Middleton Teachers Union Files Suit, Claims District Bargained In Bad Faith

After three days of failed negotiations in mid-March, the Middleton Education Association has filed a lawsuit against the Middleton-Cross Plains School District claiming that the officials didn’t bargain in good faith.

The negotiations come in the aftermath of the contentious political battles at the state Capitol pertaining to Gov. Scott Walker’s budget repair bill, which stripped most public workers of nearly all their collective bargaining rights.

Relations between Middleton school officials and union representatives appear to be heated.

“We don’t trust them,” said Middleton Education Association attorney Willie Haus. “They have not earned one iota of our trust.”

District officials said that contract changes are about reducing costs.

“Over the past contract term of two years, the district has incurred arbitration expenses in excess of $240,000,” said School Board President Ellen Lindgren. “We didn’t want to keep going to court and spending taxpayer dollars on lawyers when it could be put in classroom teachers’ pockets.”

MEA officials claimed that, unlike other area school districts that agreed to contracts with fiscal concessions, the Middleton-Cross Plains School District presented a contract that would require fiscal concessions in addition to making other changes to the contract.

“They act like (Gov. Scott) Walker’s law is already in place, and they are going to take full advantage of it,” Haus said.

Haus said there were more than 120 deletions in the proposed contract, such as eliminating just cause for discharge or non-renewal notices and the elimination of third-party arbitrators. It does add an extra step of a grievance officer, but the school board will have the final say in the grievance process.

On Tuesday, the district sent out a letter in response to the lawsuit filed.

“The complaint filed by Attorney Haus and the MEA leadership is further evidence that the union approach to resolving disagreements is to preemptively file actions in court rather than resolving disputes locally,” said Lindgren.

District leaders said they first learned of the lawsuit in the media — something some parents said didn?t feel right.

“I don’t have an opinion, I guess, either for or against the school board or the teachers’ union, but I do feel it would have been more appropriate for the teachers’ union’s lawyers to let the school board know before they publish it or let it out to the news media,” said Erinn Kruser, a parent.

The district also has a contract proposal explanation on its website. The district estimated that it will receive $3.5 million less under Walker’s proposed budget. It said even with the fiscal concessions the budget repair bill offers, the district would still face a shortfall of $600,000.

The district said the proposed contract allows it to be able to cover those additional costs without losing the existing quality of excellence in the district.

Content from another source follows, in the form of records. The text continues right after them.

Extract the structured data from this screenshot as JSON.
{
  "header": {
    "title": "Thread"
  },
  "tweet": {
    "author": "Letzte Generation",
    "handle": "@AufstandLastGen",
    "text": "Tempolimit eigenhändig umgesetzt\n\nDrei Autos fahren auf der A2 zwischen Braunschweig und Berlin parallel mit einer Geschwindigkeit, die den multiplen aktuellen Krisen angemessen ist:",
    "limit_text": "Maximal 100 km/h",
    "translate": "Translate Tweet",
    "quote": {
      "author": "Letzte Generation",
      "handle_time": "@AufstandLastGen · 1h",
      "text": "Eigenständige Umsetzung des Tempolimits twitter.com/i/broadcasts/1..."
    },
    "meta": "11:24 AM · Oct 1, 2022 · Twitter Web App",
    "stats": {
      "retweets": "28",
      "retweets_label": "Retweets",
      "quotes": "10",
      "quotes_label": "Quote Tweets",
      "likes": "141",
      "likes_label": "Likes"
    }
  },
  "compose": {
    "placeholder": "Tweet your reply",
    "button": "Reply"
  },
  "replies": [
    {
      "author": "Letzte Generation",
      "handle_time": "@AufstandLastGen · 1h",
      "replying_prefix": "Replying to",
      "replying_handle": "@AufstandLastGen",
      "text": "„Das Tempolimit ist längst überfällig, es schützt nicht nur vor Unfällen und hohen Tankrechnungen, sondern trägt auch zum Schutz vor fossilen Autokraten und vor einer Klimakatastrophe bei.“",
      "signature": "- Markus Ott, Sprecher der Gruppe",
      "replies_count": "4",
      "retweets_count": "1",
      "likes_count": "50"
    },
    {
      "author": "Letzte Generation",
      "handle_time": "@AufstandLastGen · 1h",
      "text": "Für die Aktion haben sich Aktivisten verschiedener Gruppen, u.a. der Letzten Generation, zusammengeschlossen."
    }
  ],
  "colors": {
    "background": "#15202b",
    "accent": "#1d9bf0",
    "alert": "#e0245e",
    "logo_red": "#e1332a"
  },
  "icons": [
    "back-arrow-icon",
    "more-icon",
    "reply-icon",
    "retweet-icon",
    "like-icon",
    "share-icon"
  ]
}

But Haus argued that the district needs to negotiate under the current law. He said that the budget repair bill has not been published, though that debate continues in separate litigation, and until the law is passed, the district is obliged to negotiate using collective bargaining rights that go beyond fiscal concerns.

“We are willing to continue negotiations in the event that there is clarity regarding our legal authority to negotiate. The Board, however, views the complaint by the Middleton Education Association as frivolous and without merit,” the Middleton-Cross Plains School Board said in a statement.

Haus said they will revisit negotiations if the district adheres to collective bargaining rights that they have negotiated contracts with in the past.

The district now has 45 days to respond to the complaint.